We may spend a lot of time running from or ignoring these things. But sooner or later, we all must face the beast head on. Sooner or later, the “Work of a Lifetime” must begin.
For me, one of my “Work of a Lifetime” things is my relationship to my body. When I was young, my body betrayed me. I couldn’t breath like the other kids. I couldn’t see. I was allergic to everything. And then puberty hit, and I was suddenly bigger and curvier than everyone else my age. I thought I was fat. Looking back, I just got my “woman body” faster than my friends. The real fatness came later…
I didn’t know I even felt this way. I thought this was just the way it was. Everyday was a new negotiation with my body. “Are you gonna be cool today?” Most of the time, I was let down.
So I would do the stuff. You know– THE STUFF. I would diet, tease, evade, and hide. But none of it helped. Cause I was dabbling at a addressing a symptom, but not daring to face the real thing.
When I decided to make this journey public, I wanted to “Dare To Be Ugly”. I thought to myself, “If I’m going to do the work—really do the work– then I’m gonna be honest about it.” It’s still shocking to me just how honest I’ve been. I want to thank you all for letting me do that, and for keeping the trolls of the internet at bay with your love and support.
Because “allowing myself to be vulnerable” is another “Work of a Lifetime” thing for me. This blog is two birds, one stone. One big, heavy, UGLY stone.
But not ugly in the way that we usually think about ugly. Ugly in the, that-dog-is-so-ugly-I-love-it- forever-and-want-to-squish-his-face-who’s-a-good-boy, kind of way.
Ugly in the, that-tee-shirt-is-so-old-and-full-of-holes-but-it’s-what-I-wore-the-day-you-were-born, kind of way.
Ugly in the, that-scar-on-your-face/belly/arm/back-is-beautiful-because-it-means-you–survived, kind of way.
The “Dare To Be Ugly” kind of way.

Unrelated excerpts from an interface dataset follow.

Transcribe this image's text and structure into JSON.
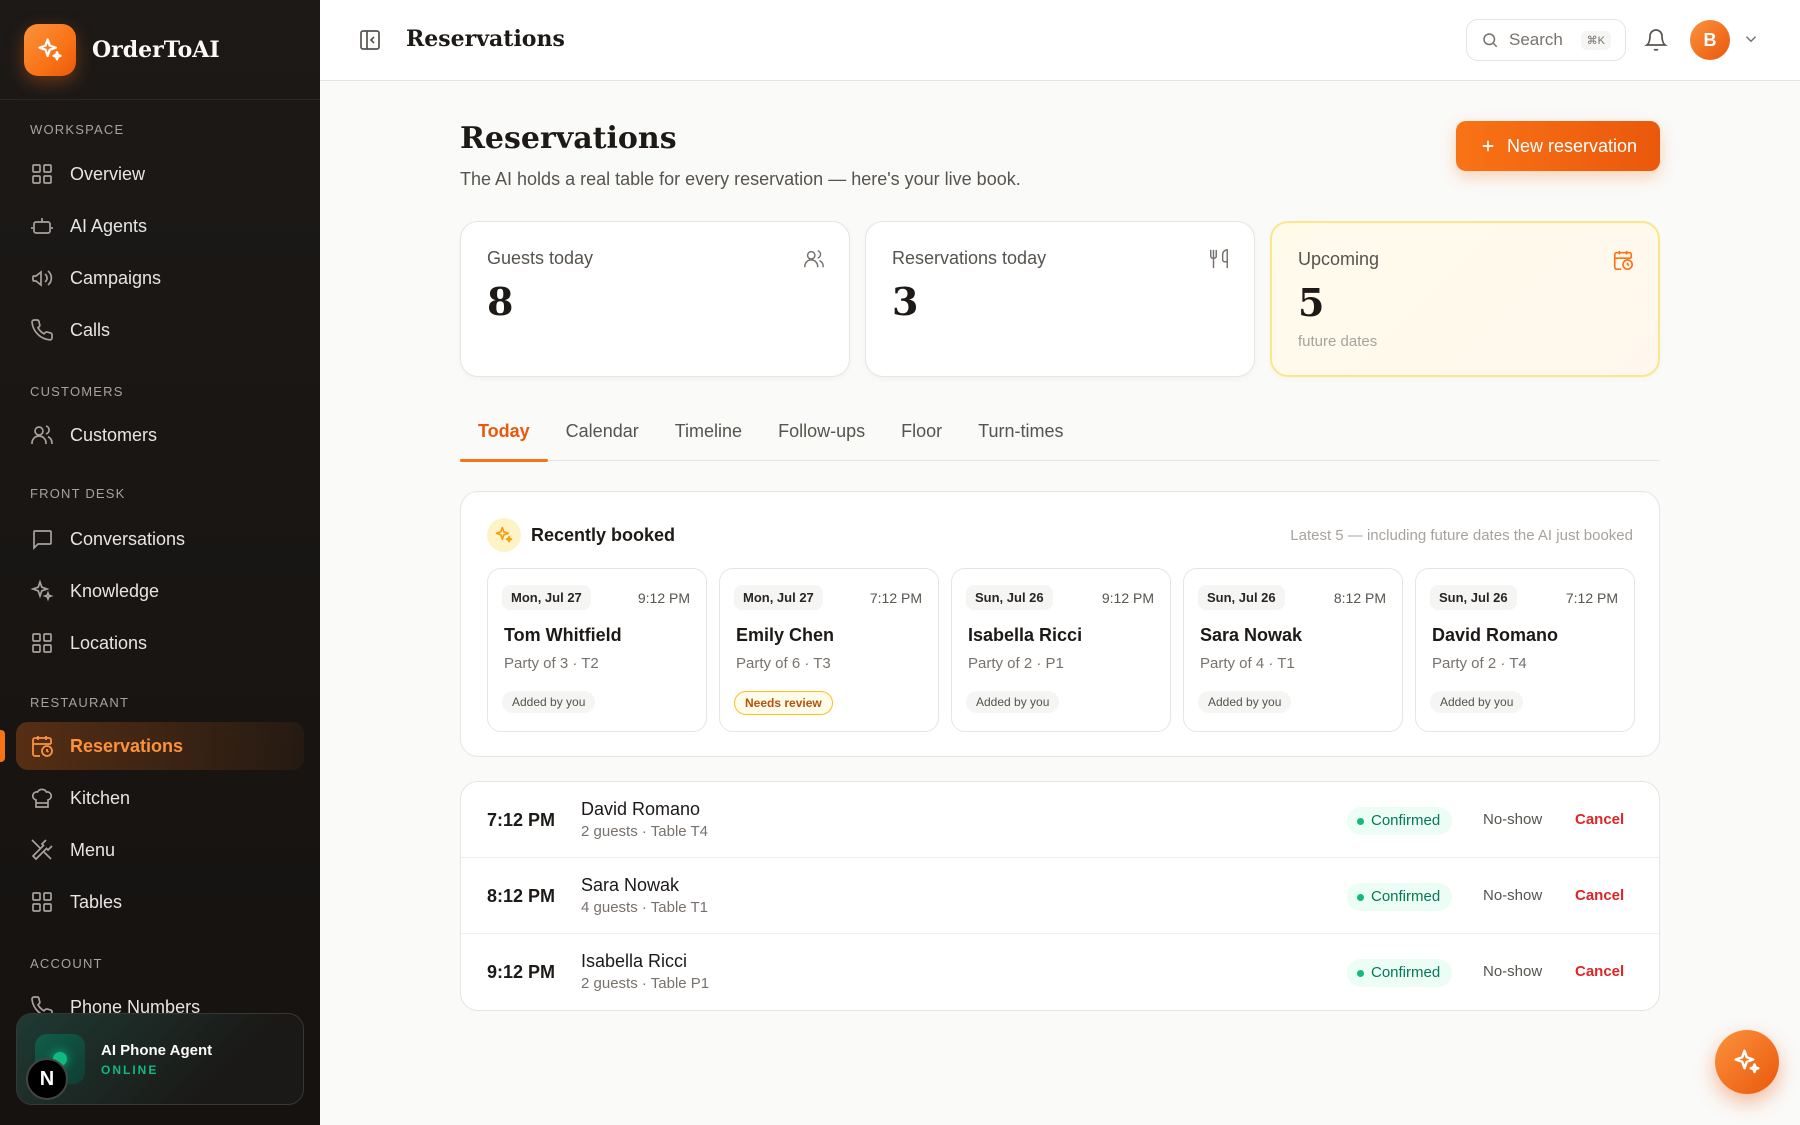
{
  "brand": {
    "name": "OrderToAI",
    "icon": "sparkle-icon",
    "accent": "#f97316"
  },
  "sidebar": {
    "sections": [
      {
        "label": "WORKSPACE",
        "items": [
          {
            "label": "Overview",
            "icon": "grid-icon"
          },
          {
            "label": "AI Agents",
            "icon": "robot-icon"
          },
          {
            "label": "Campaigns",
            "icon": "megaphone-icon"
          },
          {
            "label": "Calls",
            "icon": "phone-icon"
          }
        ]
      },
      {
        "label": "CUSTOMERS",
        "items": [
          {
            "label": "Customers",
            "icon": "users-icon"
          }
        ]
      },
      {
        "label": "FRONT DESK",
        "items": [
          {
            "label": "Conversations",
            "icon": "chat-icon"
          },
          {
            "label": "Knowledge",
            "icon": "sparkle-icon"
          },
          {
            "label": "Locations",
            "icon": "grid-icon"
          }
        ]
      },
      {
        "label": "RESTAURANT",
        "items": [
          {
            "label": "Reservations",
            "icon": "calendar-clock-icon",
            "active": true
          },
          {
            "label": "Kitchen",
            "icon": "chef-hat-icon"
          },
          {
            "label": "Menu",
            "icon": "utensils-crossed-icon"
          },
          {
            "label": "Tables",
            "icon": "grid-icon"
          }
        ]
      },
      {
        "label": "ACCOUNT",
        "items": [
          {
            "label": "Phone Numbers",
            "icon": "phone-icon"
          }
        ]
      }
    ],
    "agent": {
      "title": "AI Phone Agent",
      "status": "ONLINE",
      "status_color": "#10b981"
    },
    "n_badge": "N"
  },
  "topbar": {
    "title": "Reservations",
    "search_placeholder": "Search",
    "search_shortcut": "⌘K",
    "avatar_initial": "B"
  },
  "page": {
    "title": "Reservations",
    "subtitle": "The AI holds a real table for every reservation — here's your live book.",
    "new_button": "New reservation"
  },
  "stats": [
    {
      "label": "Guests today",
      "value": "8",
      "icon": "users-icon"
    },
    {
      "label": "Reservations today",
      "value": "3",
      "icon": "utensils-icon"
    },
    {
      "label": "Upcoming",
      "value": "5",
      "note": "future dates",
      "icon": "calendar-clock-icon"
    }
  ],
  "tabs": [
    "Today",
    "Calendar",
    "Timeline",
    "Follow-ups",
    "Floor",
    "Turn-times"
  ],
  "active_tab": "Today",
  "recent": {
    "title": "Recently booked",
    "note": "Latest 5 — including future dates the AI just booked",
    "cards": [
      {
        "date": "Mon, Jul 27",
        "time": "9:12 PM",
        "name": "Tom Whitfield",
        "party": "Party of 3 · T2",
        "tag": "Added by you",
        "review": false
      },
      {
        "date": "Mon, Jul 27",
        "time": "7:12 PM",
        "name": "Emily Chen",
        "party": "Party of 6 · T3",
        "tag": "Needs review",
        "review": true
      },
      {
        "date": "Sun, Jul 26",
        "time": "9:12 PM",
        "name": "Isabella Ricci",
        "party": "Party of 2 · P1",
        "tag": "Added by you",
        "review": false
      },
      {
        "date": "Sun, Jul 26",
        "time": "8:12 PM",
        "name": "Sara Nowak",
        "party": "Party of 4 · T1",
        "tag": "Added by you",
        "review": false
      },
      {
        "date": "Sun, Jul 26",
        "time": "7:12 PM",
        "name": "David Romano",
        "party": "Party of 2 · T4",
        "tag": "Added by you",
        "review": false
      }
    ]
  },
  "reservations": [
    {
      "time": "7:12 PM",
      "name": "David Romano",
      "meta": "2 guests · Table T4",
      "status": "Confirmed",
      "noshow": "No-show",
      "cancel": "Cancel"
    },
    {
      "time": "8:12 PM",
      "name": "Sara Nowak",
      "meta": "4 guests · Table T1",
      "status": "Confirmed",
      "noshow": "No-show",
      "cancel": "Cancel"
    },
    {
      "time": "9:12 PM",
      "name": "Isabella Ricci",
      "meta": "2 guests · Table P1",
      "status": "Confirmed",
      "noshow": "No-show",
      "cancel": "Cancel"
    }
  ]
}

And the reason I’m writing about this now, is because I’ve really been thinking about it lately. A couple days ago, I came across an article on FB about Self Care. It’s a great opinion piece, and in it the author talks about how, “real self care often means doing the ugliest thing you can do.”
It’s not bath bombs and escaping. It’s “making a budget or sweating through a workout.” This really struck me. To the point where I teared up a little.
(Link posted below… cause I don’t know how to do that thing where you highlight the word etc.)
Because week after week, I’ve posted embarrassing stories and unflattering photos on this blog. Stuff about binge-eating in my car, and being called names, and not being able to do even one sit up. Breaking my bra, breaking my brush, and breaking out.
I’ve covered Death, depression, and discovering my deltoids. I’ve shown you triumphs and transgressions, gains and losses. I’ve experienced great joy, and a lot of the ugly stuff.
And it’s the BEST SELF CARE I’VE EVER DONE. I didn’t even recognize it as a form of self care. But since I’ve started working out at Solcana, I haven’t needed to escape my life. Or my body. Not once. Because I finally started addressing the root of my pain. I finally got to work.
These are not beautiful photos of me being beautiful. These are photos of me doing the “Work of A Lifetime”.
And when you are tackling the monster that hides in the shadows of your mind, there’s no time to stop and take glossy “Before and After” pics. Because there’s only right now.
And right now there’s only time to stop a take a quick, beautiful, ugly pic– and then get back to work.
*Link to that article: https://thoughtcatalog.com/brianna-wiest/2017/11/this-is-what-self-care-really-means-because-its-not-all-salt-baths-and-chocolate-cake/